TEDGlobal 2011: Simple tech aids developing world
TEDGlobal is a conference which puts the sharing of good ideas at the heart of its ethos.
Many of those ideas are about making improvements to everyday lives.
Each year the TED organisation chooses a group of new fellows - individuals whose ideas it regards as particularly inspiring.
The BBC has talked to three of them, all of whom share a desire to transform lives in the developing world.
Jose Gomez-Marquez has taken an unusual approach to making medical devices for the developing world
Rather than stripping down complex medical equipment, he uses toy guns and Lego.
"Toys have amazing mechanical parts. To get a part made from scratch could cost hundreds of dollars but I can go to a market and find toys very cheaply," he said.
So the trigger of a toy gun can be taken apart and attached to an IV drip to provide a sound alert when the drip is running low.
Lego bricks can be moulded to create tiny conduits for medicines in simplified labs-on-chips.
And nebulizers can be made out of bicycle pumps.
Mashing up technology is the key to his Innovations in International Health team which is based at the Massachusetts Institute of Technology (MIT).
Collaboration with the wider medical community is also important, but the key to the success of his designs is talking to those on the ground who will use the equipment.
By cooperation with health care workers in Nicaragua, Mr Gomez-Marquez and his team at MIT came up with a system to persuade TB patients to take the medicines they needed to help cure them.
Health workers suggested that a good incentive would be offering patients mobile phone top-ups, so the team designed test strips which, once used, revealed a code which people could text to receive phone credits.

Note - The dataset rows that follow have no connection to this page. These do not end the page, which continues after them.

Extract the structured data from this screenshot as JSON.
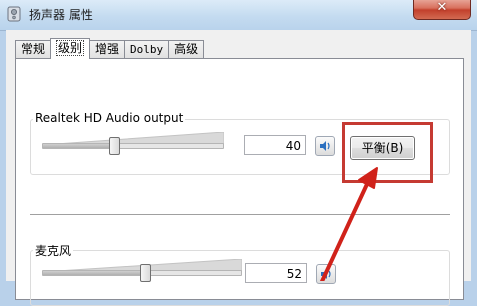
{
  "window": {
    "title": "扬声器 属性",
    "close_label": "✕"
  },
  "tabs": [
    {
      "label": "常规",
      "active": false
    },
    {
      "label": "级别",
      "active": true
    },
    {
      "label": "增强",
      "active": false
    },
    {
      "label": "Dolby",
      "active": false
    },
    {
      "label": "高级",
      "active": false
    }
  ],
  "levels": {
    "output": {
      "label": "Realtek HD Audio output",
      "value": "40",
      "level": 0.4,
      "speaker_icon": "speaker-icon",
      "balance_label": "平衡(B)"
    },
    "microphone": {
      "label": "麦克风",
      "value": "52",
      "level": 0.52,
      "speaker_icon": "speaker-icon"
    }
  },
  "annotation": {
    "highlight_color": "#c53a32",
    "arrow_color": "#d0221a"
  }
}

Mr Gomez-Marquez is also creating kits for field workers, with a range of parts that they can use to build their own makeshift medical equipment.
"I couldn't build them a clinic but I can provide them with a Lego kit for them to make their own devices," he said.
Femi Akinde decided to create SlimTrader when he realised that he couldn't buy a plane ticket online when he was in Africa.
"Consumers aren't able to access data, and goods and services don't tend to be online anyway," he said.
To combat this dual problem, Mr Akinde decided to link retailers with customers via a platform that everyone could access - text messaging.
SlimTrade is in the early stages of development but hopes to launch in Uganda, Kenya and Nigeria over the coming months.
The service will allow, for instance, a farmer trying to source fertilizer to send a text message and get a response from SlimTrader outlining all the distributors near to where he lives.
"He can find someone who is a credited distributor so he knows he won't be sold fake fertilizer, which is a very big problem. And he doesn't have to leave his house," explained Mr Akinde.
Mobile phone usage is exploding in Africa and it has allowed mobile banking to take off, bringing previously undreamt of financial services to people.
By tying businesses to customers in a similar way, one of the biggest gaps between the developing and developed world can be closed, explains Mr Akinde.
"Buying online is something the Western world takes for granted. I don't buy anything unless I can find it online," he said.
And in Africa, instant access to a range of services can be really transformational.
"It means people can plan a trip ahead of time and they won't have to travel great distances and not know whether they are going to find what they want at the end," he said.
In Guatemala, 20% of the population has no access to electricity.
It was not a problem that affected Manuel Aguilar who had moved to the US to study and then went on to work in the financial markets.
But one day he had a lightbulb moment.
"I was helping rich people get richer and I thought my skills could be better used," he said.
Back home in Guatemala, he founded Quetsol, an energy company offering a simple solution to the lack of electricity.
The firm makes kits, which consists of a battery, an LED lightbulb and a small solar panel. So far it has sold 1,000.
The battery also offers a socket which allows people to charge their mobile phones, something that was far from easy before.
"People used to have to walk two hours to charge their phones and pay for it," said Mr Aguilar.
In the next few months Quetsol plans to launch a 30 watt battery which will allow people to power a computer.
"It will give families internet access and education for their kids," said Mr Aguilar.
At £240, the kit isn't cheap but the company had done a deal with the biggest bank in Guatemala which allows people to pay $13 a month.
"That is what they would have spent on candles," said Mr Aguilar.
Despite the surprising simplicity of the kit, there is little to rival it in the country and Mr Aguilar hopes his personal approach will pay dividends.
His mobile phone number is printed on the back of the battery pack and he prides himself on customer service.
"If something is wrong with the kit we tell them to take it back to where they bought it and they will get a new one. They have never had service like this before. It is about treating the customer with respect," he said.